**About this exercise**
Reply with one number only: the count of lines below that contain the word "title".

**Task material**

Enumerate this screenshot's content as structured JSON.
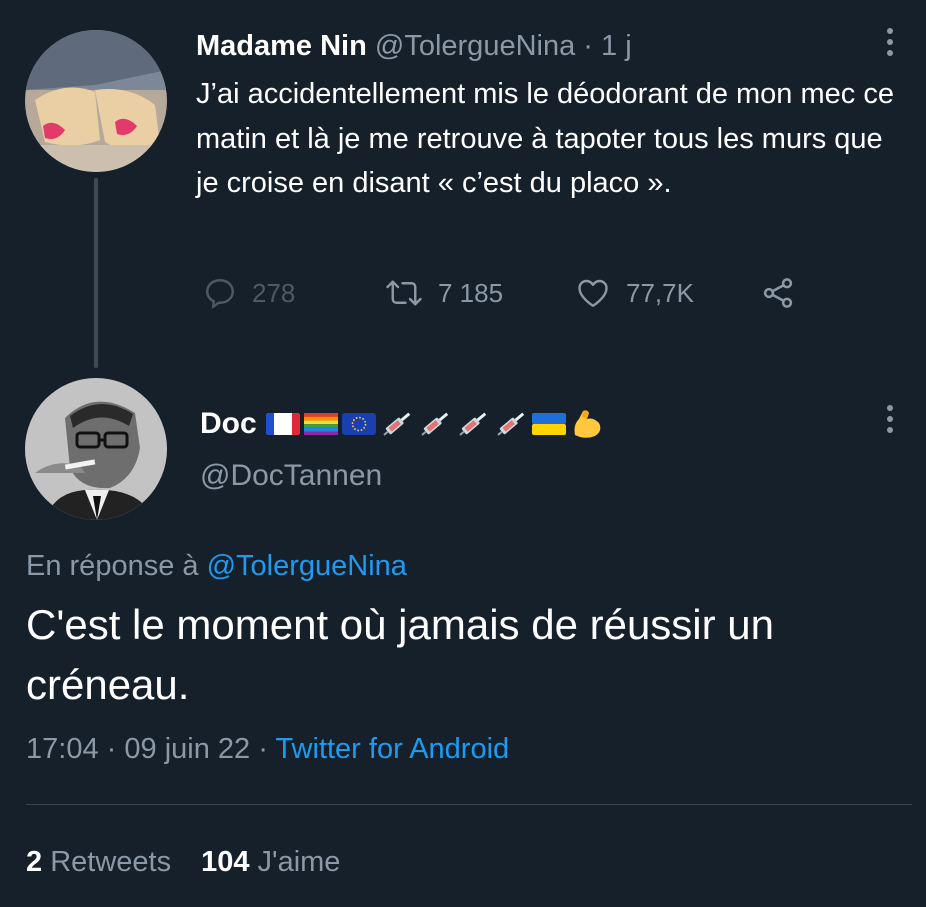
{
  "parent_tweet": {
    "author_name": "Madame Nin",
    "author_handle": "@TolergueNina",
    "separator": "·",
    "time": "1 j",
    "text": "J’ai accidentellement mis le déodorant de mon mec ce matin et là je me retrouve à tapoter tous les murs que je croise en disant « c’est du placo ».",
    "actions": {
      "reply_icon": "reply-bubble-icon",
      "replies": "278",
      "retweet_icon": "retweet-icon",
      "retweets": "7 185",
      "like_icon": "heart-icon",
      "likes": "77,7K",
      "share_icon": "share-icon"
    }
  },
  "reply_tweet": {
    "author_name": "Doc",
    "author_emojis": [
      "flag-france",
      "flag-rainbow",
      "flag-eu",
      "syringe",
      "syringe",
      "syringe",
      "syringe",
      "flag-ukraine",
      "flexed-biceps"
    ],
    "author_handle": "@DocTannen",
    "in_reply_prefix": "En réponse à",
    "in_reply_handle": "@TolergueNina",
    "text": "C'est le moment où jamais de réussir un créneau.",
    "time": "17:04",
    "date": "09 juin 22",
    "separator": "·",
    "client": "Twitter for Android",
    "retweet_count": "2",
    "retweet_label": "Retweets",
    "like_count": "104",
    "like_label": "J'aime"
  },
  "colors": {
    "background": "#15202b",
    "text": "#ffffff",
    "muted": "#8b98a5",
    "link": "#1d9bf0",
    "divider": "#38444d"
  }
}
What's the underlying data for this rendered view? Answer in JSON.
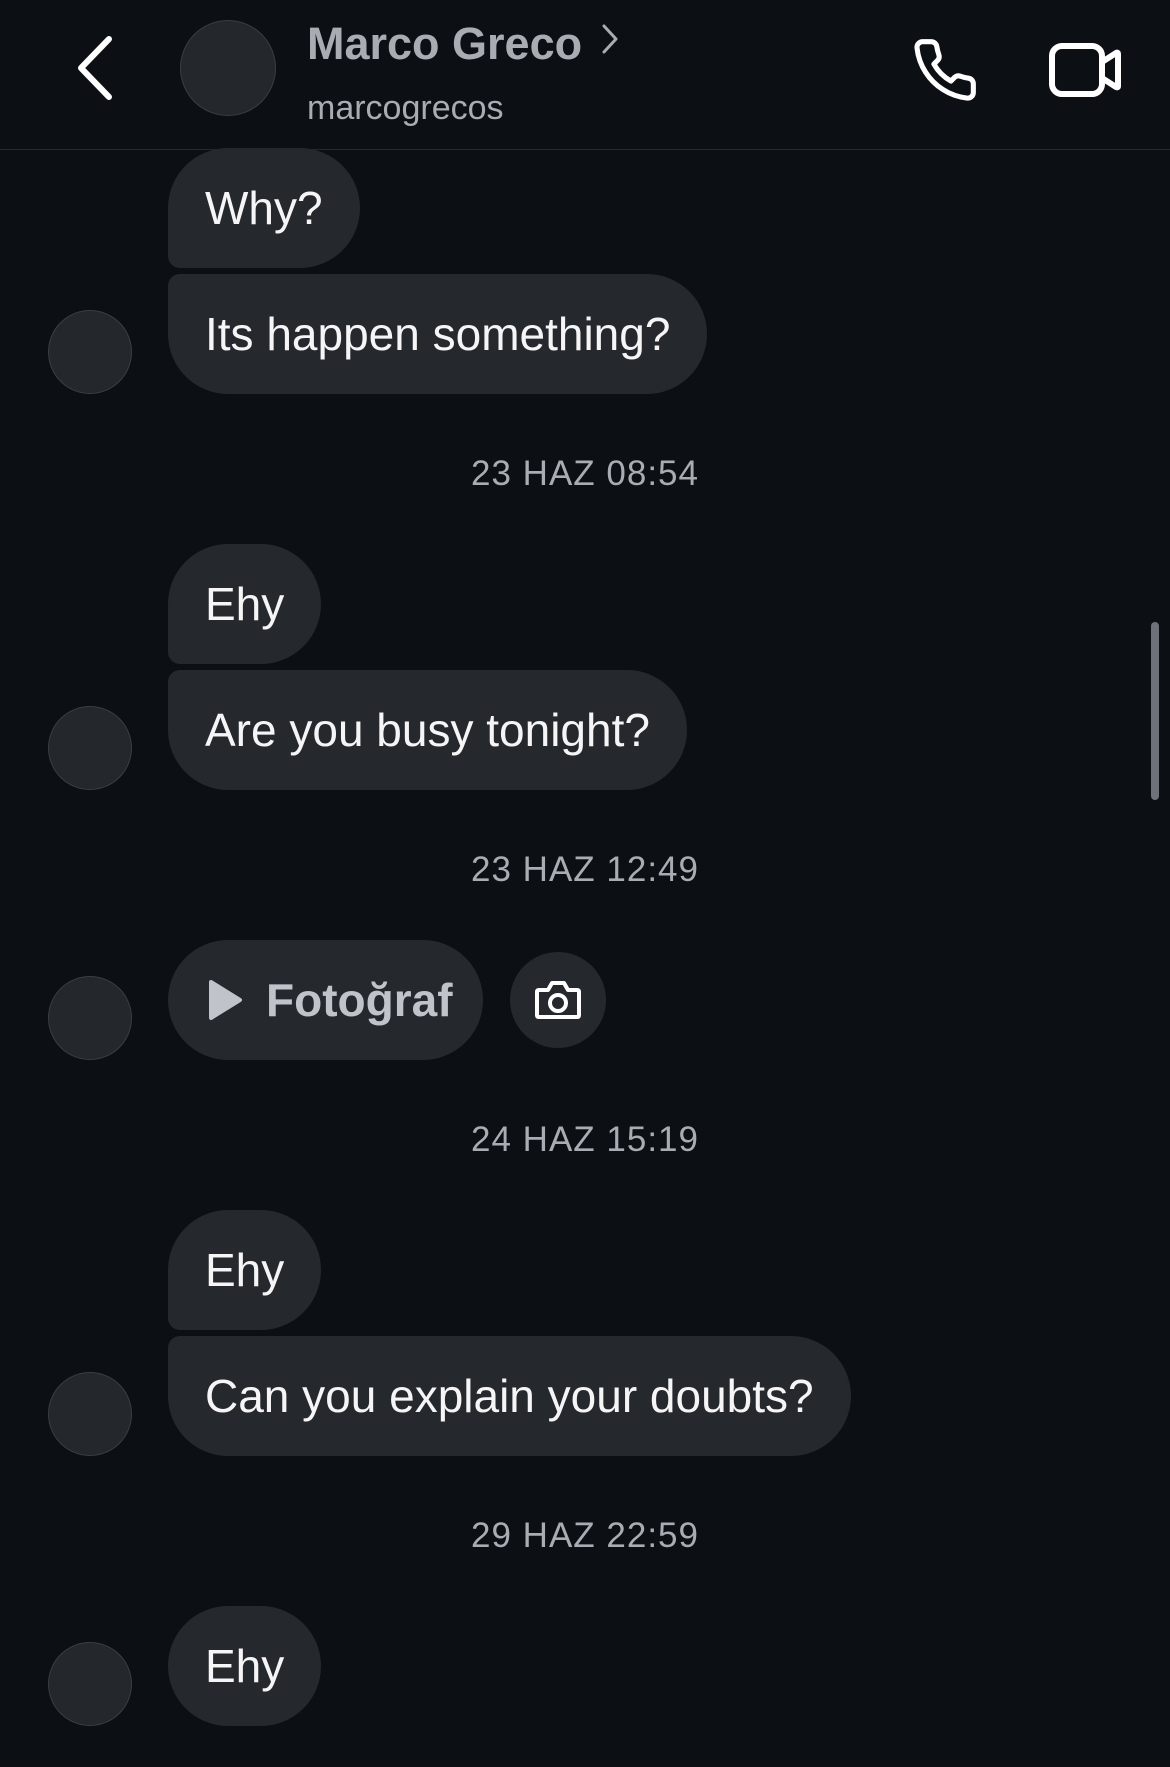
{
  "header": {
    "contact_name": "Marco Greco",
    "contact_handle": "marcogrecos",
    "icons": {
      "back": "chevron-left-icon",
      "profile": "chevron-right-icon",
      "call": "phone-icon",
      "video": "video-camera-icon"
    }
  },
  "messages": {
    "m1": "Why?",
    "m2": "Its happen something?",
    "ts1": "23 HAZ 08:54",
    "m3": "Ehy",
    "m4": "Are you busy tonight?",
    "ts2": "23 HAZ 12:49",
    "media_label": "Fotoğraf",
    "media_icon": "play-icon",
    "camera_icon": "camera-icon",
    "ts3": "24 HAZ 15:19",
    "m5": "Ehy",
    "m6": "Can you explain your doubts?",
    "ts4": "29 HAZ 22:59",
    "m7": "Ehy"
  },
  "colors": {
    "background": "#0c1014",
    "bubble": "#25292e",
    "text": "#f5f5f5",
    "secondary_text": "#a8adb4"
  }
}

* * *

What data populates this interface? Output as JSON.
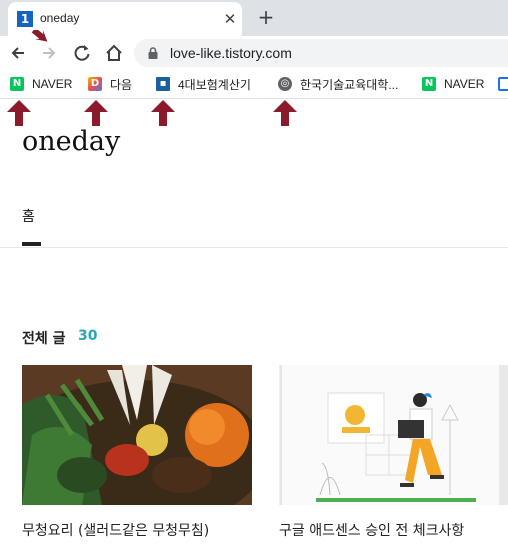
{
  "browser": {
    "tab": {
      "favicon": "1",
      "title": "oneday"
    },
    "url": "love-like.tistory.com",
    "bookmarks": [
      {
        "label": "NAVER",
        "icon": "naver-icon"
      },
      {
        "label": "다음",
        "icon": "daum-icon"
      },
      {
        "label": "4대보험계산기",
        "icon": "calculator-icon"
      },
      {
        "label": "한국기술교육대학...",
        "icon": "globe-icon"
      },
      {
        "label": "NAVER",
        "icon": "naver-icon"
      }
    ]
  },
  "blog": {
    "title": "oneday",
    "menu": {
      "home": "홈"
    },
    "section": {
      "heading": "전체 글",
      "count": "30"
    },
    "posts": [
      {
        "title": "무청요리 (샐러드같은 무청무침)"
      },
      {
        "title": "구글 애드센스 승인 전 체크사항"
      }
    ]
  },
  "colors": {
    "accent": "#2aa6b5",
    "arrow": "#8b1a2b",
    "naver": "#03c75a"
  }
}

**Exercise result**
4